» Data extracts

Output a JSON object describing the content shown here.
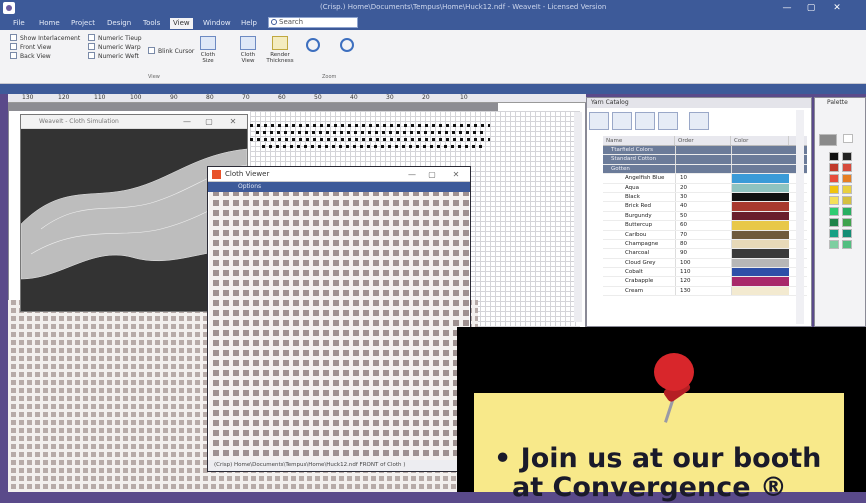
{
  "window": {
    "title": "(Crisp.) Home\\Documents\\Tempus\\Home\\Huck12.ndf - WeaveIt - Licensed Version",
    "minimize": "—",
    "maximize": "▢",
    "close": "✕"
  },
  "menu": {
    "items": [
      "File",
      "Home",
      "Project",
      "Design",
      "Tools",
      "View",
      "Window",
      "Help"
    ],
    "active": "View",
    "search_placeholder": "Search"
  },
  "ribbon": {
    "checks_col1": [
      "Show Interlacement",
      "Front View",
      "Back View"
    ],
    "checks_col2": [
      "Numeric Tieup",
      "Numeric Warp",
      "Numeric Weft"
    ],
    "blink": "Blink Cursor",
    "buttons": [
      {
        "label": "Cloth Size"
      },
      {
        "label": "Cloth View"
      },
      {
        "label": "Render Thickness"
      }
    ],
    "group_view": "View",
    "group_zoom": "Zoom"
  },
  "ruler": {
    "ticks": [
      "130",
      "120",
      "110",
      "100",
      "90",
      "80",
      "70",
      "60",
      "50",
      "40",
      "30",
      "20",
      "10"
    ]
  },
  "sim_window": {
    "title": "WeaveIt - Cloth Simulation"
  },
  "cloth_viewer": {
    "title": "Cloth Viewer",
    "options": "Options",
    "status": "(Crisp) Home\\Documents\\Tempus\\Home\\Huck12.ndf    FRONT of Cloth )"
  },
  "yarn_catalog": {
    "title": "Yarn Catalog",
    "headers": [
      "Name",
      "Order",
      "Color"
    ],
    "groups": [
      "Ttarfield Colors",
      "Standard Cotton",
      "Gotten"
    ],
    "rows": [
      {
        "name": "Angelfish Blue",
        "order": "10",
        "color": "#3a9bd8"
      },
      {
        "name": "Aqua",
        "order": "20",
        "color": "#8ec3c0"
      },
      {
        "name": "Black",
        "order": "30",
        "color": "#111111"
      },
      {
        "name": "Brick Red",
        "order": "40",
        "color": "#a8392e"
      },
      {
        "name": "Burgundy",
        "order": "50",
        "color": "#6a1e2c"
      },
      {
        "name": "Buttercup",
        "order": "60",
        "color": "#e8c848"
      },
      {
        "name": "Caribou",
        "order": "70",
        "color": "#6f5a3c"
      },
      {
        "name": "Champagne",
        "order": "80",
        "color": "#e7d9b8"
      },
      {
        "name": "Charcoal",
        "order": "90",
        "color": "#3a3a3a"
      },
      {
        "name": "Cloud Grey",
        "order": "100",
        "color": "#b7b7b7"
      },
      {
        "name": "Cobalt",
        "order": "110",
        "color": "#2d4fa8"
      },
      {
        "name": "Crabapple",
        "order": "120",
        "color": "#a8286a"
      },
      {
        "name": "Cream",
        "order": "130",
        "color": "#f3ead0"
      }
    ]
  },
  "palette": {
    "title": "Palette",
    "colors": [
      "#8a8a8a",
      "#ffffff",
      "#111111",
      "#222222",
      "#c0392b",
      "#d64a3b",
      "#e74c3c",
      "#e67e22",
      "#f1c40f",
      "#e8d040",
      "#f5e05a",
      "#d4c040",
      "#2ecc71",
      "#27ae60",
      "#1e8449",
      "#3fa34d",
      "#16a085",
      "#138d75",
      "#7dcea0",
      "#52be80"
    ]
  },
  "promo": {
    "line1": "• Join us at our booth",
    "line2": "at Convergence ®"
  }
}
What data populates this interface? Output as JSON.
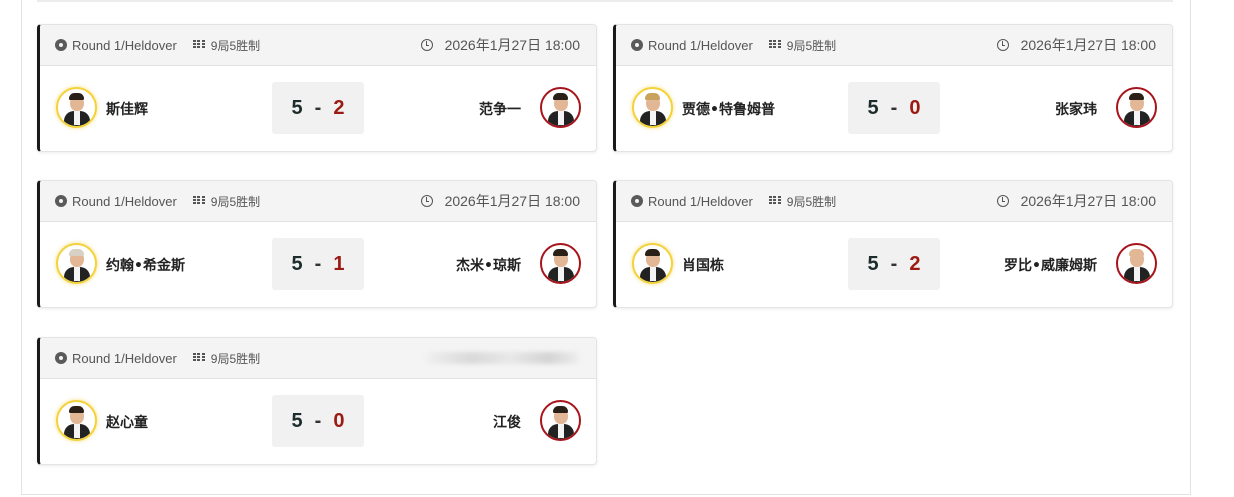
{
  "matches": [
    {
      "round": "Round 1/Heldover",
      "format": "9局5胜制",
      "time": "2026年1月27日 18:00",
      "player1": {
        "name": "斯佳辉",
        "score": "5"
      },
      "player2": {
        "name": "范争一",
        "score": "2"
      },
      "separator": "-"
    },
    {
      "round": "Round 1/Heldover",
      "format": "9局5胜制",
      "time": "2026年1月27日 18:00",
      "player1": {
        "name": "贾德•特鲁姆普",
        "score": "5"
      },
      "player2": {
        "name": "张家玮",
        "score": "0"
      },
      "separator": "-"
    },
    {
      "round": "Round 1/Heldover",
      "format": "9局5胜制",
      "time": "2026年1月27日 18:00",
      "player1": {
        "name": "约翰•希金斯",
        "score": "5"
      },
      "player2": {
        "name": "杰米•琼斯",
        "score": "1"
      },
      "separator": "-"
    },
    {
      "round": "Round 1/Heldover",
      "format": "9局5胜制",
      "time": "2026年1月27日 18:00",
      "player1": {
        "name": "肖国栋",
        "score": "5"
      },
      "player2": {
        "name": "罗比•威廉姆斯",
        "score": "2"
      },
      "separator": "-"
    },
    {
      "round": "Round 1/Heldover",
      "format": "9局5胜制",
      "time": "",
      "player1": {
        "name": "赵心童",
        "score": "5"
      },
      "player2": {
        "name": "江俊",
        "score": "0"
      },
      "separator": "-"
    }
  ],
  "icons": {
    "round": "round-dot-icon",
    "format": "grid-icon",
    "time": "clock-icon",
    "winner_ring_color": "#f3d23c",
    "loser_ring_color": "#a8141b"
  },
  "colors": {
    "winner_score": "#1c2b2b",
    "loser_score": "#9b1a12",
    "card_accent": "#1a1a1a"
  }
}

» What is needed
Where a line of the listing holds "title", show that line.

» Response to this exercise
    "title": "(Crisp.) Home\\Documents\\Tempus\\Home\\Huck12.ndf - WeaveIt - Licensed Version",
    "title": "WeaveIt - Cloth Simulation"
    "title": "Cloth Viewer",
    "title": "Yarn Catalog",
    "title": "Palette",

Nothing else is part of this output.